WORK INSTRUCTION
The task calls for each line of the records below in which the word "this" appears.
====
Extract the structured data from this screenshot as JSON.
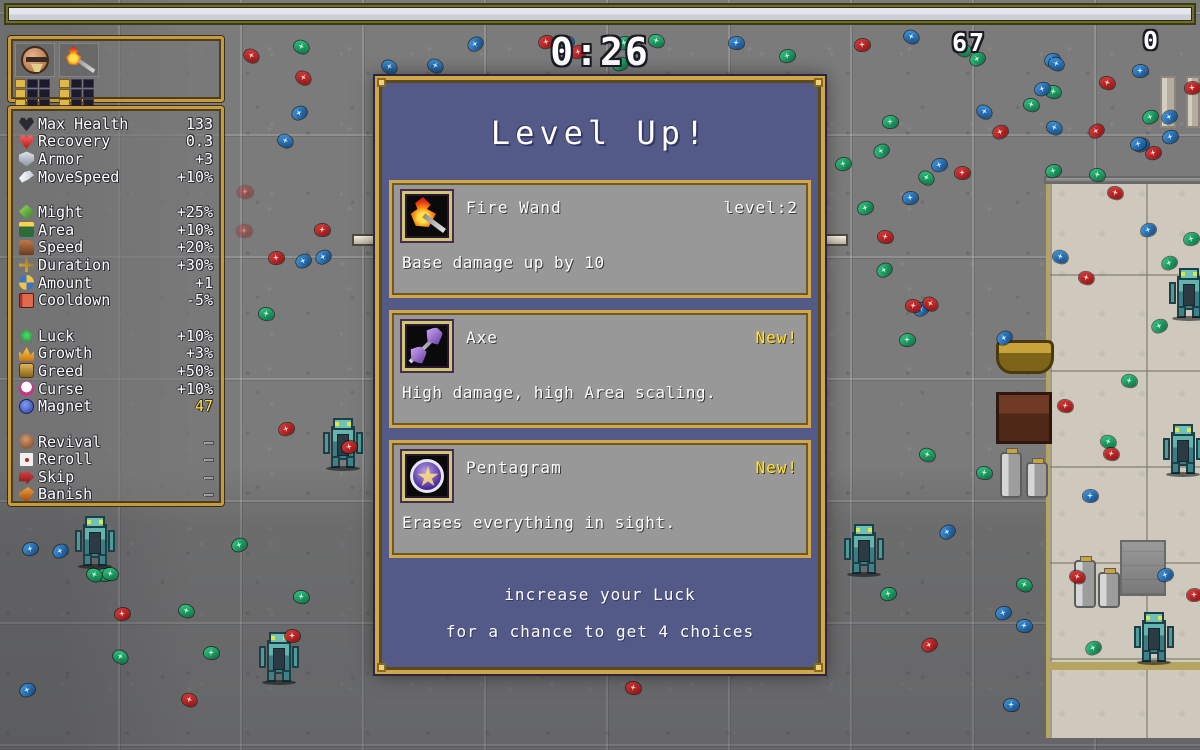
{
  "hud": {
    "xp_bar": {
      "name": "experience-bar",
      "fill_percent": 100
    },
    "timer": "0:26",
    "kill_count": "67",
    "coin_count": "0",
    "inventory": {
      "weapon_slots": [
        {
          "icon": "character-portrait-icon",
          "filled": true
        },
        {
          "icon": "fire-wand-icon",
          "filled": true
        }
      ],
      "weapon_grid_filled": [
        true,
        false,
        false,
        true,
        false,
        false,
        true,
        false,
        false
      ],
      "passive_grid_filled": [
        true,
        false,
        false,
        true,
        false,
        false,
        true,
        false,
        false
      ]
    }
  },
  "stats": {
    "group_a": [
      {
        "icon": "max-health-icon",
        "label": "Max Health",
        "value": "133"
      },
      {
        "icon": "recovery-icon",
        "label": "Recovery",
        "value": "0.3"
      },
      {
        "icon": "armor-icon",
        "label": "Armor",
        "value": "+3"
      },
      {
        "icon": "movespeed-icon",
        "label": "MoveSpeed",
        "value": "+10%"
      }
    ],
    "group_b": [
      {
        "icon": "might-icon",
        "label": "Might",
        "value": "+25%"
      },
      {
        "icon": "area-icon",
        "label": "Area",
        "value": "+10%"
      },
      {
        "icon": "speed-icon",
        "label": "Speed",
        "value": "+20%"
      },
      {
        "icon": "duration-icon",
        "label": "Duration",
        "value": "+30%"
      },
      {
        "icon": "amount-icon",
        "label": "Amount",
        "value": "+1"
      },
      {
        "icon": "cooldown-icon",
        "label": "Cooldown",
        "value": "-5%"
      }
    ],
    "group_c": [
      {
        "icon": "luck-icon",
        "label": "Luck",
        "value": "+10%"
      },
      {
        "icon": "growth-icon",
        "label": "Growth",
        "value": "+3%"
      },
      {
        "icon": "greed-icon",
        "label": "Greed",
        "value": "+50%"
      },
      {
        "icon": "curse-icon",
        "label": "Curse",
        "value": "+10%"
      },
      {
        "icon": "magnet-icon",
        "label": "Magnet",
        "value": "47",
        "highlight": true
      }
    ],
    "group_d": [
      {
        "icon": "revival-icon",
        "label": "Revival",
        "value": "–"
      },
      {
        "icon": "reroll-icon",
        "label": "Reroll",
        "value": "–"
      },
      {
        "icon": "skip-icon",
        "label": "Skip",
        "value": "–"
      },
      {
        "icon": "banish-icon",
        "label": "Banish",
        "value": "–"
      }
    ]
  },
  "levelup": {
    "title": "Level Up!",
    "choices": [
      {
        "icon": "fire-wand-icon",
        "name": "Fire Wand",
        "badge": "level:2",
        "is_new": false,
        "description": "Base damage up by 10"
      },
      {
        "icon": "axe-icon",
        "name": "Axe",
        "badge": "New!",
        "is_new": true,
        "description": "High damage, high Area scaling."
      },
      {
        "icon": "pentagram-icon",
        "name": "Pentagram",
        "badge": "New!",
        "is_new": true,
        "description": "Erases everything in sight."
      }
    ],
    "footer_lines": [
      "increase your Luck",
      "for a chance to get 4 choices"
    ]
  },
  "colors": {
    "panel_border_gold": "#d2a64a",
    "dialog_bg": "#545a87",
    "card_bg": "#989898",
    "accent_yellow": "#ffe03c",
    "text_white": "#ffffff"
  }
}
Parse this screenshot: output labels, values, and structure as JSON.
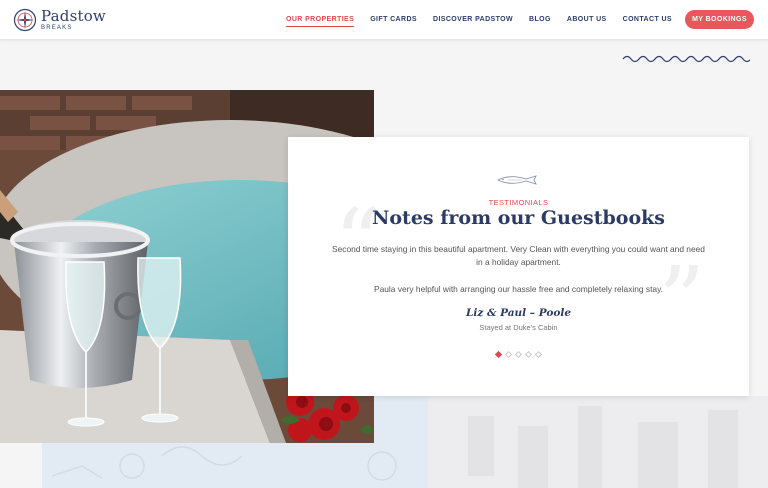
{
  "brand": {
    "name": "Padstow",
    "tagline": "BREAKS"
  },
  "nav": {
    "items": [
      {
        "label": "OUR PROPERTIES",
        "active": true
      },
      {
        "label": "GIFT CARDS",
        "active": false
      },
      {
        "label": "DISCOVER PADSTOW",
        "active": false
      },
      {
        "label": "BLOG",
        "active": false
      },
      {
        "label": "ABOUT US",
        "active": false
      },
      {
        "label": "CONTACT US",
        "active": false
      }
    ],
    "cta_label": "MY BOOKINGS"
  },
  "testimonials": {
    "kicker": "TESTIMONIALS",
    "heading": "Notes from our Guestbooks",
    "paragraphs": [
      "Second time staying in this beautiful apartment. Very Clean with everything you could want and need in a holiday apartment.",
      "Paula very helpful with arranging our hassle free and completely relaxing stay."
    ],
    "author": "Liz & Paul – Poole",
    "stayed_at": "Stayed at Duke's Cabin",
    "slide_count": 5,
    "active_slide": 0
  },
  "colors": {
    "accent": "#e04a4f",
    "navy": "#2b3b66",
    "background": "#f5f5f6"
  },
  "icons": {
    "logo": "compass-rose-icon",
    "divider": "fish-icon",
    "quote_open": "open-quote-icon",
    "quote_close": "close-quote-icon"
  }
}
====
EXERCISE ANSWER
Extract the structured data from this screenshot as JSON.
Parse this screenshot: output labels, values, and structure as JSON.
      "Second time staying in this beautiful apartment. Very Clean with everything you could want and need in a holiday apartment.",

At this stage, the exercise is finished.